So much blood the theater floor had become slippery. Bodies with horrific injuries. The eerie sound of cell phones ringing, over and over again.
updated 11:34 AM EST, Thu January 3, 2013
Relatives of nine people killed said an invitation to attend an event on the eve of the remodeled complex's reopening is "disgusting."
updated 11:30 AM EDT, Tue July 31, 2012
Colorado movie shooting suspect James Holmes was charged Monday with 24 counts of first-degree murder -- two counts for each of the 12 people killed in the shooting.
updated 6:06 PM EDT, Wed July 25, 2012
From the silver lining of welcoming a newborn into the world on Tuesday to promising to live life to the fullest, survivors are looking forward.
updated 10:46 AM EDT, Sun July 22, 2012
James E. Holmes is described by those who know him as a quiet, clean-cut doctoral student.
updated 10:35 AM EDT, Fri July 20, 2012
A heavily armed gunman opened fire at a movie theater on July 20, killing at least 12 and wounding 38. Here are some of the worst U.S. mass shootings since World War II.
updated 2:59 PM EDT, Wed July 25, 2012
Photos of the scene in Aurora after the shooting took place.
updated 9:59 PM EDT, Fri July 20, 2012

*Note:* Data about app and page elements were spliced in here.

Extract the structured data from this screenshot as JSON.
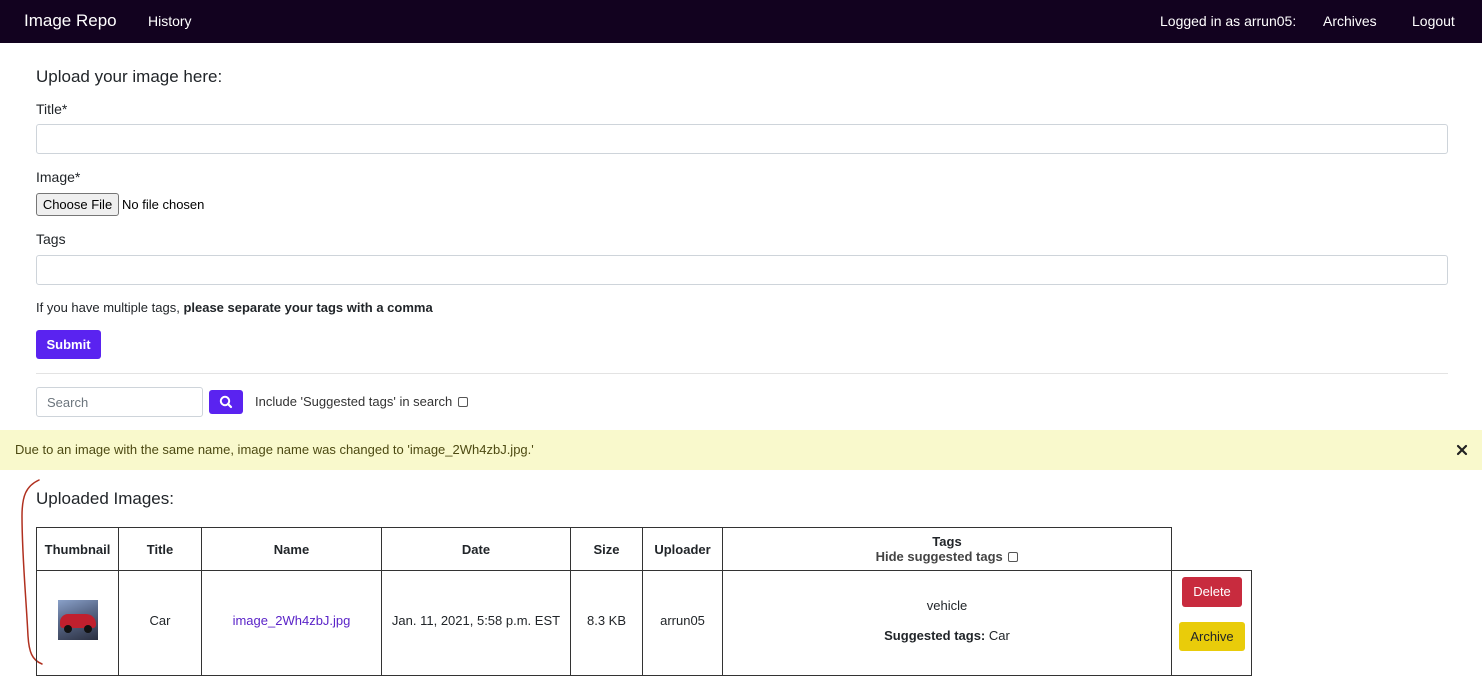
{
  "navbar": {
    "brand": "Image Repo",
    "history": "History",
    "logged_in": "Logged in as arrun05:",
    "archives": "Archives",
    "logout": "Logout",
    "background_color": "#12021f"
  },
  "upload_form": {
    "heading": "Upload your image here:",
    "title_label": "Title*",
    "title_value": "",
    "image_label": "Image*",
    "choose_file_button": "Choose File",
    "file_status": "No file chosen",
    "tags_label": "Tags",
    "tags_value": "",
    "hint_prefix": "If you have multiple tags,",
    "hint_bold": "please separate your tags with a comma",
    "submit_button": "Submit",
    "accent_color": "#5a23f0"
  },
  "search": {
    "placeholder": "Search",
    "button_icon": "search-icon",
    "include_suggested_label": "Include 'Suggested tags' in search",
    "include_suggested_checked": false
  },
  "alert": {
    "message": "Due to an image with the same name, image name was changed to 'image_2Wh4zbJ.jpg.'",
    "close_icon": "close-icon",
    "background_color": "#f9f9cc"
  },
  "uploaded": {
    "heading": "Uploaded Images:",
    "columns": {
      "thumbnail": "Thumbnail",
      "title": "Title",
      "name": "Name",
      "date": "Date",
      "size": "Size",
      "uploader": "Uploader",
      "tags": "Tags",
      "hide_suggested": "Hide suggested tags"
    },
    "hide_suggested_checked": false,
    "rows": [
      {
        "thumbnail_icon": "car-thumbnail",
        "title": "Car",
        "name": "image_2Wh4zbJ.jpg",
        "date": "Jan. 11, 2021, 5:58 p.m. EST",
        "size": "8.3 KB",
        "uploader": "arrun05",
        "tags": "vehicle",
        "suggested_label": "Suggested tags:",
        "suggested_value": "Car",
        "delete_button": "Delete",
        "archive_button": "Archive"
      }
    ]
  },
  "colors": {
    "delete": "#c82b3e",
    "archive": "#e9cc0a",
    "link": "#5a23c8"
  }
}
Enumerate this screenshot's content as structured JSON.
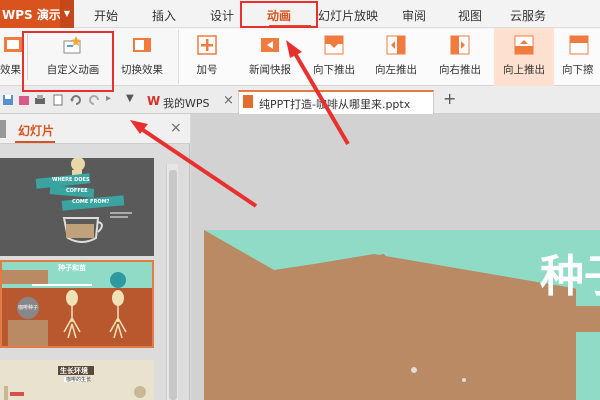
{
  "app": {
    "name": "WPS 演示",
    "dropdown_glyph": "▼"
  },
  "menu": [
    {
      "label": "开始"
    },
    {
      "label": "插入"
    },
    {
      "label": "设计"
    },
    {
      "label": "动画"
    },
    {
      "label": "幻灯片放映"
    },
    {
      "label": "审阅"
    },
    {
      "label": "视图"
    },
    {
      "label": "云服务"
    }
  ],
  "active_menu": "动画",
  "ribbon": {
    "partial_left_label": "效果",
    "custom_anim_label": "自定义动画",
    "transition_label": "切换效果",
    "effects": [
      {
        "label": "加号"
      },
      {
        "label": "新闻快报"
      },
      {
        "label": "向下推出"
      },
      {
        "label": "向左推出"
      },
      {
        "label": "向右推出"
      },
      {
        "label": "向上推出"
      },
      {
        "label": "向下擦"
      }
    ],
    "selected_effect": "向上推出"
  },
  "tabs": {
    "doc1_label": "我的WPS",
    "doc2_label": "纯PPT打造-咖啡从哪里来.pptx",
    "close_glyph": "×",
    "add_glyph": "+"
  },
  "left_panel": {
    "title": "幻灯片",
    "close_glyph": "×",
    "slide1": {
      "line1": "WHERE DOES",
      "line2": "COFFEE",
      "line3": "COME FROM?"
    },
    "slide2": {
      "title": "种子和苗",
      "badge": "咖啡种子"
    },
    "slide3": {
      "title": "生长环境",
      "subtitle": "咖啡的生长"
    }
  },
  "canvas": {
    "big_title": "种子"
  },
  "colors": {
    "accent": "#d9531e",
    "mint": "#8fdbc6",
    "arrow": "#e8312f",
    "box": "#e8312f"
  },
  "icons": [
    "undo-icon",
    "redo-icon",
    "save-icon",
    "print-icon",
    "plus-icon",
    "star-icon"
  ]
}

A heavily armed gunman sprayed the audience with gunfire during an early morning screening of the new Batman movie, killing 12 and wounding 38 others, authorities said.
Are you a friend or family member of one of the victims? Share your tributes here.
ADVERTISEMENT
ADVERTISEMENT
ADVERTISEMENT
ADVERTISEMENT